Think about your own business for a moment. How often do you reconsider a BPA for its current structure? If you are going to redesign your business, what is the BPA for how it should be structured? Like most people, this is a difficult question because status quo bias assumes that your business is structured optimally. But is it? What if parts of your value chain are not optimal?
BPA Analysis (as I have coined it) can reassure you or provide enough information to overcome status quo bias. In a BPA Analysis, leaders intentionally dissect the business into different parts of their value chain. To keep this simple, let's say you identify ten components of your value chain. You force your team to consider a BPA for each of the ten parts of the chain. Once complete, you compare the current reality with the alternate BPA. You are shocked to find out that a different approach has never been presented for many parts of your business. People are only doing things because that is how they have been doing things. BPA can be at the macro-business level organizationally or done at the micro-business level for any sub-function. Here is an example. You are currently using Microsoft Office for your business. You pay a licensing fee each year. Have you considered using Google Docs as a BPA? Google is free, and it now works seamlessly between platforms. Why are you paying Microsoft?

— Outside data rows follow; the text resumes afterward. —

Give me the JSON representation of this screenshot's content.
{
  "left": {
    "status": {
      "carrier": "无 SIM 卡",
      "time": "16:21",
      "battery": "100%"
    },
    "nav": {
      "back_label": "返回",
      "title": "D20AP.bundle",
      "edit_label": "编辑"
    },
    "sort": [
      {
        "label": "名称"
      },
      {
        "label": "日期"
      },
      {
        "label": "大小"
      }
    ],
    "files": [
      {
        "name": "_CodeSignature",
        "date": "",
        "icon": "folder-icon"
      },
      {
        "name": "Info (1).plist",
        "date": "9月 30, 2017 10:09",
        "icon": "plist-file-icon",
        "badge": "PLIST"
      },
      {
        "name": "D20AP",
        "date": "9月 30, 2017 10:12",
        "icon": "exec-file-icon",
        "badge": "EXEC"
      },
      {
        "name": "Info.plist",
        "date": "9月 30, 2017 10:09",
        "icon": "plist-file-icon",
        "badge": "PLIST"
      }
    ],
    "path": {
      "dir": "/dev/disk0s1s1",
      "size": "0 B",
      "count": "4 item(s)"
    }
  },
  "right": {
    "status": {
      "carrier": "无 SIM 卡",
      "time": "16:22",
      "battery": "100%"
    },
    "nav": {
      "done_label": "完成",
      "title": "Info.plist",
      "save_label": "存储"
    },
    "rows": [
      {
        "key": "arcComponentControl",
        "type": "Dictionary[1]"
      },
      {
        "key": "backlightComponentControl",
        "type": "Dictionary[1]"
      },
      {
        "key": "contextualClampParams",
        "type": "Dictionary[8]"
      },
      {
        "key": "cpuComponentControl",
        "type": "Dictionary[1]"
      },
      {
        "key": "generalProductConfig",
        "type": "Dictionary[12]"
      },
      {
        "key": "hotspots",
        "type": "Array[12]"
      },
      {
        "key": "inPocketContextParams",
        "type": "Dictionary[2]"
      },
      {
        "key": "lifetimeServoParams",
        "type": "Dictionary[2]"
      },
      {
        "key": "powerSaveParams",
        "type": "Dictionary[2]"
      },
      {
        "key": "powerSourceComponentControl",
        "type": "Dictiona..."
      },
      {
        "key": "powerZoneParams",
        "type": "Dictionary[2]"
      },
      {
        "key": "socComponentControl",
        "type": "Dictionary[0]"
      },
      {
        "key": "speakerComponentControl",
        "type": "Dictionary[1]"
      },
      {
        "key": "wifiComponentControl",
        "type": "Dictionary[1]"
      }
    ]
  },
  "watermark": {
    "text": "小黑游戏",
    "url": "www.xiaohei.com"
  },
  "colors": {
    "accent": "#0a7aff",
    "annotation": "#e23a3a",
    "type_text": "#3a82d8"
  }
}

Organizationally, how many BPAs are available, and how much value are you wasting because you haven't looked for or considered a different choice? Let's say your team has worked on an acquisition strategy for a couple of months. The longer they work on the acquisition, the less likely they are to consider a BPA. The leader's job is to make sure your team sees the possible investment as "A" strategy instead of "THE" strategy. What if the market has changed? What if another company is a better acquisition target?
In my experience, helping people consider alternatives is an influential role of the leader. People naturally become single-focused over time. The argument is that it takes too much effort (time and work) to develop a BPA for everything. But, does it? Is having a BPA for each part of your value chain twice the work? I think not. For most of any discretionary process, the result is the same. At what point does divergence between two alternatives occur?
The presumption is that divergence occurs early in any process. However, a deviation may not happen until a final decision. Which color white select for your kitchen cabinets? A considerable amount of work has occurred before the paint color decision. In the end, is it Greek Villa or Alabaster? You like them both and select Alabaster with Greek Villa as your BPA. Make sense? Your choice between alternatives may occur at the beginning, middle, or end.
As a leader, you can develop your team to perform a BPA Analysis by asking questions. Your sales team is looking for a CRM platform. They approach you as the CEO for permission to make the purchase. They pitch a platform by presenting information such as features, performance, and pricing. You ask, what is the best plausible alternative to this CRM platform? Resist the urge to overvalue the amount of work invested at this point and approve the expenditure. Instead, start conditioning your team to consider alternatives.
When they tell you this is indeed the best choice, ask them to go back and look for the next best alternative. If we don't buy this platform, what is the alternate solution? This action forces them to go back to the point of selection (choice divergence). If they never considered an alternative, that may be the problem. However, over time they will learn to have a BPA thoroughly evaluated before they approach you for a decision in the future.
What may seem like redundancy to your team is building discretionary analytical skills. A team capable of thoughtful analysis minimizes status quo bias and groupthink. You are leading them (by developing them) to become more competent and more analytical. Alternative thinking is a skill to learn and master over time. Please do not allow them to become comfortable with one approach or concept too often.